◆ **What you should do**:
Copy every line in the records below that contains the word "name".

[[ Input for this task open ]]

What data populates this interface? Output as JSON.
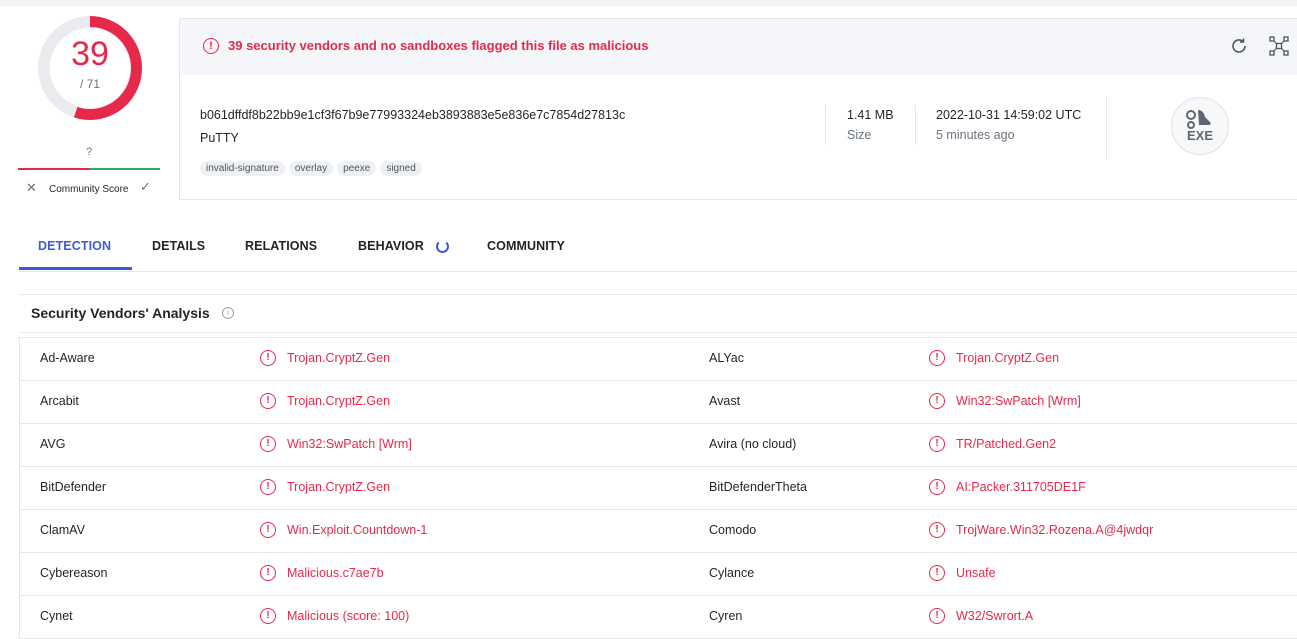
{
  "score": {
    "detections": "39",
    "total": "/ 71",
    "detection_fraction": 0.549,
    "community_unknown": "?",
    "community_label": "Community Score",
    "colors": {
      "malicious": "#e6294b",
      "harmless": "#2fa86a"
    }
  },
  "banner": {
    "text": "39 security vendors and no sandboxes flagged this file as malicious",
    "reanalyze_icon": "reanalyze-icon",
    "graph_icon": "graph-icon"
  },
  "file": {
    "hash": "b061dffdf8b22bb9e1cf3f67b9e77993324eb3893883e5e836e7c7854d27813c",
    "name": "PuTTY",
    "tags": [
      "invalid-signature",
      "overlay",
      "peexe",
      "signed"
    ],
    "size_value": "1.41 MB",
    "size_label": "Size",
    "date_value": "2022-10-31 14:59:02 UTC",
    "date_label": "5 minutes ago",
    "type_badge": "EXE"
  },
  "tabs": [
    {
      "label": "DETECTION",
      "active": true
    },
    {
      "label": "DETAILS",
      "active": false
    },
    {
      "label": "RELATIONS",
      "active": false
    },
    {
      "label": "BEHAVIOR",
      "active": false
    },
    {
      "label": "COMMUNITY",
      "active": false
    }
  ],
  "section": {
    "title": "Security Vendors' Analysis",
    "info_icon": "info-icon"
  },
  "vendors": [
    {
      "left_vendor": "Ad-Aware",
      "left_result": "Trojan.CryptZ.Gen",
      "right_vendor": "ALYac",
      "right_result": "Trojan.CryptZ.Gen"
    },
    {
      "left_vendor": "Arcabit",
      "left_result": "Trojan.CryptZ.Gen",
      "right_vendor": "Avast",
      "right_result": "Win32:SwPatch [Wrm]"
    },
    {
      "left_vendor": "AVG",
      "left_result": "Win32:SwPatch [Wrm]",
      "right_vendor": "Avira (no cloud)",
      "right_result": "TR/Patched.Gen2"
    },
    {
      "left_vendor": "BitDefender",
      "left_result": "Trojan.CryptZ.Gen",
      "right_vendor": "BitDefenderTheta",
      "right_result": "AI:Packer.311705DE1F"
    },
    {
      "left_vendor": "ClamAV",
      "left_result": "Win.Exploit.Countdown-1",
      "right_vendor": "Comodo",
      "right_result": "TrojWare.Win32.Rozena.A@4jwdqr"
    },
    {
      "left_vendor": "Cybereason",
      "left_result": "Malicious.c7ae7b",
      "right_vendor": "Cylance",
      "right_result": "Unsafe"
    },
    {
      "left_vendor": "Cynet",
      "left_result": "Malicious (score: 100)",
      "right_vendor": "Cyren",
      "right_result": "W32/Swrort.A"
    }
  ]
}
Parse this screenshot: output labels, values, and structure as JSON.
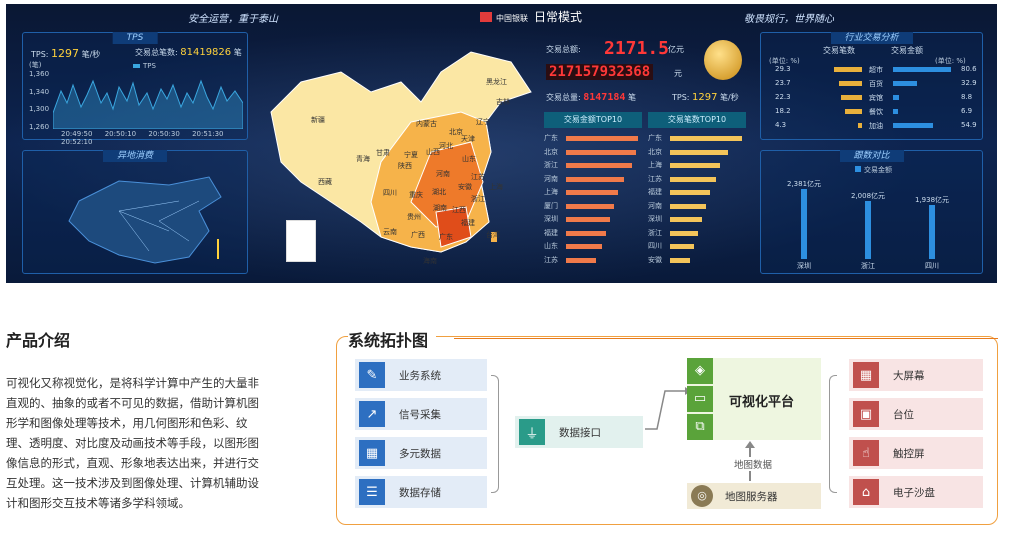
{
  "hero": {
    "slogan_left": "安全运营，重于泰山",
    "mode_title": "日常模式",
    "logo_text": "中国银联",
    "slogan_right": "敬畏规行，世界随心"
  },
  "tps_panel": {
    "title": "TPS",
    "tps_label": "TPS:",
    "tps_value": "1297",
    "tps_unit": "笔/秒",
    "total_label": "交易总笔数:",
    "total_value": "81419826",
    "total_unit": "笔",
    "y_unit": "(笔)",
    "legend": "TPS",
    "yticks": [
      "1,360",
      "1,340",
      "1,300",
      "1,260"
    ],
    "xticks": [
      "20:49:50",
      "20:50:10",
      "20:50:30",
      "20:51:30",
      "20:52:10"
    ]
  },
  "remote_panel": {
    "title": "异地消费"
  },
  "map_labels": [
    "黑龙江",
    "吉林",
    "辽宁",
    "北京",
    "天津",
    "河北",
    "山西",
    "内蒙古",
    "新疆",
    "西藏",
    "青海",
    "甘肃",
    "宁夏",
    "陕西",
    "四川",
    "重庆",
    "湖北",
    "湖南",
    "江西",
    "福建",
    "广东",
    "广西",
    "云南",
    "贵州",
    "海南",
    "台湾",
    "河南",
    "山东",
    "江苏",
    "安徽",
    "浙江",
    "上海"
  ],
  "center": {
    "amount_label": "交易总额:",
    "amount_value": "2171.5",
    "amount_unit": "亿元",
    "amount_full": "217157932368",
    "amount_full_unit": "元",
    "count_label": "交易总量:",
    "count_value": "8147184",
    "count_unit": "笔",
    "tps_label": "TPS:",
    "tps_value": "1297",
    "tps_unit": "笔/秒",
    "tab_amount": "交易金额TOP10",
    "tab_count": "交易笔数TOP10",
    "amount_top": [
      "广东",
      "北京",
      "浙江",
      "河南",
      "上海",
      "厦门",
      "深圳",
      "福建",
      "山东",
      "江苏"
    ],
    "count_top": [
      "广东",
      "北京",
      "上海",
      "江苏",
      "福建",
      "河南",
      "深圳",
      "浙江",
      "四川",
      "安徽"
    ]
  },
  "industry": {
    "title": "行业交易分析",
    "col_count": "交易笔数",
    "col_amount": "交易金额",
    "unit_left": "(单位: %)",
    "unit_right": "(单位: %)",
    "rows": [
      {
        "left": "29.3",
        "name": "超市",
        "right": "80.6"
      },
      {
        "left": "23.7",
        "name": "百货",
        "right": "32.9"
      },
      {
        "left": "22.3",
        "name": "宾馆",
        "right": "8.8"
      },
      {
        "left": "18.2",
        "name": "餐饮",
        "right": "6.9"
      },
      {
        "left": "4.3",
        "name": "加油",
        "right": "54.9"
      }
    ]
  },
  "compare": {
    "title": "跟数对比",
    "legend": "交易金额",
    "bars": [
      {
        "label": "深圳",
        "value": "2,381亿元"
      },
      {
        "label": "浙江",
        "value": "2,008亿元"
      },
      {
        "label": "四川",
        "value": "1,938亿元"
      }
    ]
  },
  "intro": {
    "title": "产品介绍",
    "text": "可视化又称视觉化，是将科学计算中产生的大量非直观的、抽象的或者不可见的数据，借助计算机图形学和图像处理等技术，用几何图形和色彩、纹理、透明度、对比度及动画技术等手段，以图形图像信息的形式，直观、形象地表达出来，并进行交互处理。这一技术涉及到图像处理、计算机辅助设计和图形交互技术等诸多学科领域。"
  },
  "topology": {
    "title": "系统拓扑图",
    "sources": [
      "业务系统",
      "信号采集",
      "多元数据",
      "数据存储"
    ],
    "interface": "数据接口",
    "platform": "可视化平台",
    "map_data": "地图数据",
    "map_service": "地图服务器",
    "outputs": [
      "大屏幕",
      "台位",
      "触控屏",
      "电子沙盘"
    ]
  }
}
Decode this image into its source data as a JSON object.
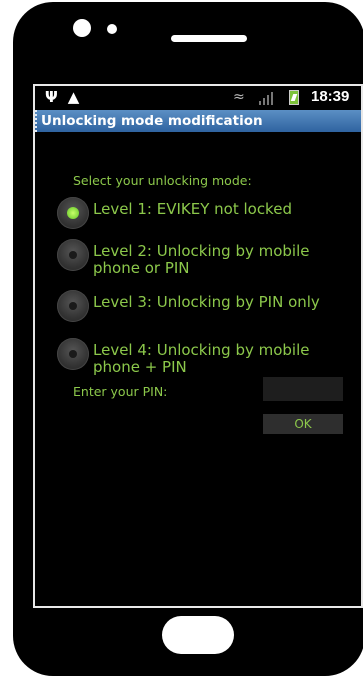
{
  "status_bar": {
    "icons": [
      "usb-icon",
      "warning-icon",
      "wifi-icon",
      "signal-icon",
      "battery-icon"
    ],
    "time": "18:39"
  },
  "title_bar": {
    "title": "Unlocking mode modification",
    "color": "#3f74b2"
  },
  "main": {
    "prompt": "Select your unlocking mode:",
    "options": [
      {
        "label": "Level 1: EVIKEY not locked",
        "selected": true
      },
      {
        "label": "Level 2: Unlocking by mobile phone or PIN",
        "selected": false
      },
      {
        "label": "Level 3: Unlocking by PIN only",
        "selected": false
      },
      {
        "label": "Level 4: Unlocking by mobile phone + PIN",
        "selected": false
      }
    ],
    "pin_label": "Enter your PIN:",
    "pin_value": "",
    "ok_label": "OK",
    "text_color": "#8cc84b"
  }
}
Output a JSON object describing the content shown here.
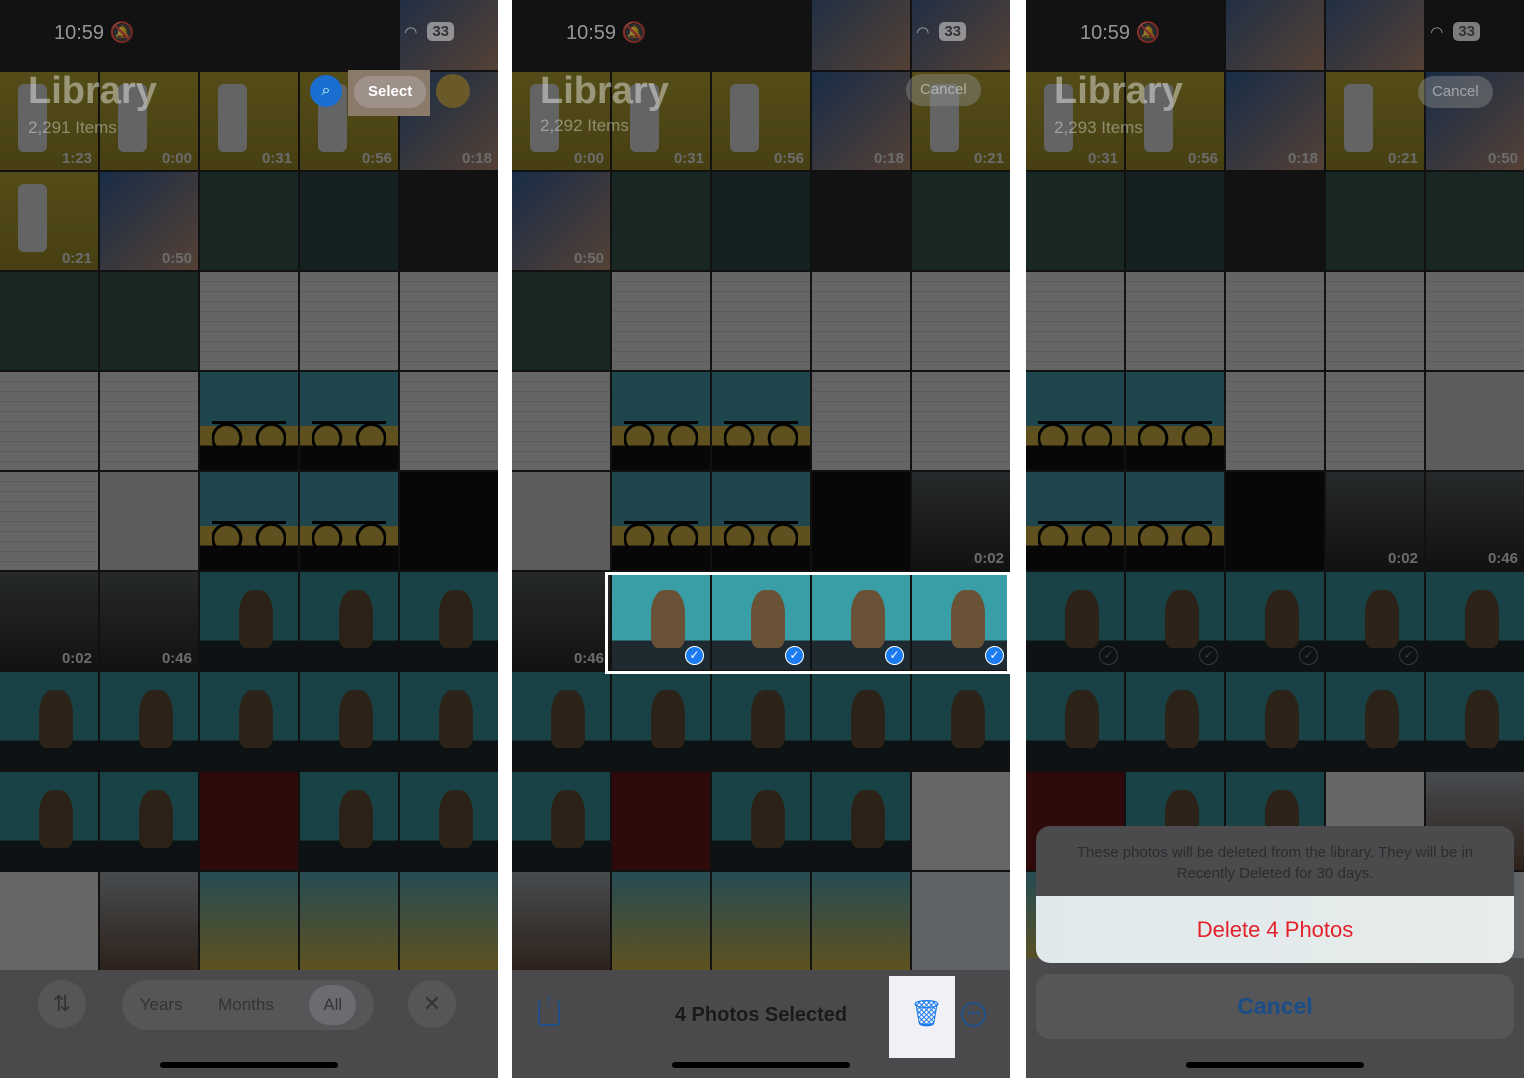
{
  "status": {
    "time": "10:59",
    "battery": "33"
  },
  "panels": [
    {
      "title": "Library",
      "count": "2,291 Items",
      "top_button": "Select",
      "tiles": [
        [
          "settings-dark",
          ""
        ],
        [
          "settings-dark",
          ""
        ],
        [
          "settings-dark",
          ""
        ],
        [
          "settings-dark",
          ""
        ],
        [
          "hand",
          ""
        ],
        [
          "phone",
          "1:23"
        ],
        [
          "phone",
          "0:00"
        ],
        [
          "phone",
          "0:31"
        ],
        [
          "phone",
          "0:56"
        ],
        [
          "hand",
          "0:18"
        ],
        [
          "phone",
          "0:21"
        ],
        [
          "hand",
          "0:50"
        ],
        [
          "cc",
          ""
        ],
        [
          "cc-apps",
          ""
        ],
        [
          "settings-dark",
          ""
        ],
        [
          "cc",
          ""
        ],
        [
          "cc",
          ""
        ],
        [
          "settings",
          ""
        ],
        [
          "settings",
          ""
        ],
        [
          "settings",
          ""
        ],
        [
          "settings",
          ""
        ],
        [
          "settings",
          ""
        ],
        [
          "bike",
          ""
        ],
        [
          "bike",
          ""
        ],
        [
          "settings",
          ""
        ],
        [
          "settings",
          ""
        ],
        [
          "mac",
          ""
        ],
        [
          "bike",
          ""
        ],
        [
          "bike",
          ""
        ],
        [
          "watch",
          ""
        ],
        [
          "phone-dark",
          "0:02"
        ],
        [
          "phone-dark",
          "0:46"
        ],
        [
          "groot",
          ""
        ],
        [
          "groot",
          ""
        ],
        [
          "groot",
          ""
        ],
        [
          "groot",
          ""
        ],
        [
          "groot",
          ""
        ],
        [
          "groot",
          ""
        ],
        [
          "groot",
          ""
        ],
        [
          "groot",
          ""
        ],
        [
          "groot",
          ""
        ],
        [
          "groot",
          ""
        ],
        [
          "red",
          ""
        ],
        [
          "groot",
          ""
        ],
        [
          "groot",
          ""
        ],
        [
          "mail",
          ""
        ],
        [
          "person",
          ""
        ],
        [
          "app",
          ""
        ],
        [
          "app",
          ""
        ],
        [
          "app",
          ""
        ]
      ],
      "bottom": {
        "segments": [
          "Years",
          "Months",
          "All"
        ],
        "active": "All"
      }
    },
    {
      "title": "Library",
      "count": "2,292 Items",
      "top_button": "Cancel",
      "tiles": [
        [
          "settings-dark",
          ""
        ],
        [
          "settings-dark",
          ""
        ],
        [
          "settings-dark",
          ""
        ],
        [
          "hand",
          ""
        ],
        [
          "hand",
          ""
        ],
        [
          "phone",
          "0:00"
        ],
        [
          "phone",
          "0:31"
        ],
        [
          "phone",
          "0:56"
        ],
        [
          "hand",
          "0:18"
        ],
        [
          "phone",
          "0:21"
        ],
        [
          "hand",
          "0:50"
        ],
        [
          "cc",
          ""
        ],
        [
          "cc-apps",
          ""
        ],
        [
          "settings-dark",
          ""
        ],
        [
          "cc",
          ""
        ],
        [
          "cc",
          ""
        ],
        [
          "settings",
          ""
        ],
        [
          "settings",
          ""
        ],
        [
          "settings",
          ""
        ],
        [
          "settings",
          ""
        ],
        [
          "settings",
          ""
        ],
        [
          "bike",
          ""
        ],
        [
          "bike",
          ""
        ],
        [
          "settings",
          ""
        ],
        [
          "settings",
          ""
        ],
        [
          "mac",
          ""
        ],
        [
          "bike",
          ""
        ],
        [
          "bike",
          ""
        ],
        [
          "watch",
          ""
        ],
        [
          "phone-dark",
          "0:02"
        ],
        [
          "phone-dark",
          "0:46"
        ],
        [
          "groot",
          "sel"
        ],
        [
          "groot",
          "sel"
        ],
        [
          "groot",
          "sel"
        ],
        [
          "groot",
          "sel"
        ],
        [
          "groot",
          ""
        ],
        [
          "groot",
          ""
        ],
        [
          "groot",
          ""
        ],
        [
          "groot",
          ""
        ],
        [
          "groot",
          ""
        ],
        [
          "groot",
          ""
        ],
        [
          "red",
          ""
        ],
        [
          "groot",
          ""
        ],
        [
          "groot",
          ""
        ],
        [
          "mail",
          ""
        ],
        [
          "person",
          ""
        ],
        [
          "app",
          ""
        ],
        [
          "app",
          ""
        ],
        [
          "app",
          ""
        ],
        [
          "grid",
          ""
        ]
      ],
      "bottom": {
        "selected_text": "4 Photos Selected"
      }
    },
    {
      "title": "Library",
      "count": "2,293 Items",
      "top_button": "Cancel",
      "tiles": [
        [
          "settings-dark",
          ""
        ],
        [
          "settings-dark",
          ""
        ],
        [
          "hand",
          ""
        ],
        [
          "hand",
          ""
        ],
        [
          "settings-dark",
          ""
        ],
        [
          "phone",
          "0:31"
        ],
        [
          "phone",
          "0:56"
        ],
        [
          "hand",
          "0:18"
        ],
        [
          "phone",
          "0:21"
        ],
        [
          "hand",
          "0:50"
        ],
        [
          "cc",
          ""
        ],
        [
          "cc-apps",
          ""
        ],
        [
          "settings-dark",
          ""
        ],
        [
          "cc",
          ""
        ],
        [
          "cc",
          ""
        ],
        [
          "settings",
          ""
        ],
        [
          "settings",
          ""
        ],
        [
          "settings",
          ""
        ],
        [
          "settings",
          ""
        ],
        [
          "settings",
          ""
        ],
        [
          "bike",
          ""
        ],
        [
          "bike",
          ""
        ],
        [
          "settings",
          ""
        ],
        [
          "settings",
          ""
        ],
        [
          "mac",
          ""
        ],
        [
          "bike",
          ""
        ],
        [
          "bike",
          ""
        ],
        [
          "watch",
          ""
        ],
        [
          "phone-dark",
          "0:02"
        ],
        [
          "phone-dark",
          "0:46"
        ],
        [
          "groot",
          "dim"
        ],
        [
          "groot",
          "dim"
        ],
        [
          "groot",
          "dim"
        ],
        [
          "groot",
          "dim"
        ],
        [
          "groot",
          ""
        ],
        [
          "groot",
          ""
        ],
        [
          "groot",
          ""
        ],
        [
          "groot",
          ""
        ],
        [
          "groot",
          ""
        ],
        [
          "groot",
          ""
        ],
        [
          "red",
          ""
        ],
        [
          "groot",
          ""
        ],
        [
          "groot",
          ""
        ],
        [
          "mail",
          ""
        ],
        [
          "person",
          ""
        ],
        [
          "app",
          ""
        ],
        [
          "app",
          ""
        ],
        [
          "app",
          ""
        ],
        [
          "grid",
          ""
        ],
        [
          "grid",
          ""
        ]
      ],
      "sheet": {
        "message": "These photos will be deleted from the library. They will be in Recently Deleted for 30 days.",
        "delete_label": "Delete 4 Photos",
        "cancel_label": "Cancel"
      }
    }
  ],
  "colors": {
    "accent": "#1a7cf0",
    "destructive": "#e3222b"
  }
}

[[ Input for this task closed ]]

◆ **Answer to this task**:
    "name": "PuTTY",
        "name": "超市",
        "name": "百货",
        "name": "宾馆",
        "name": "餐饮",
        "name": "加油",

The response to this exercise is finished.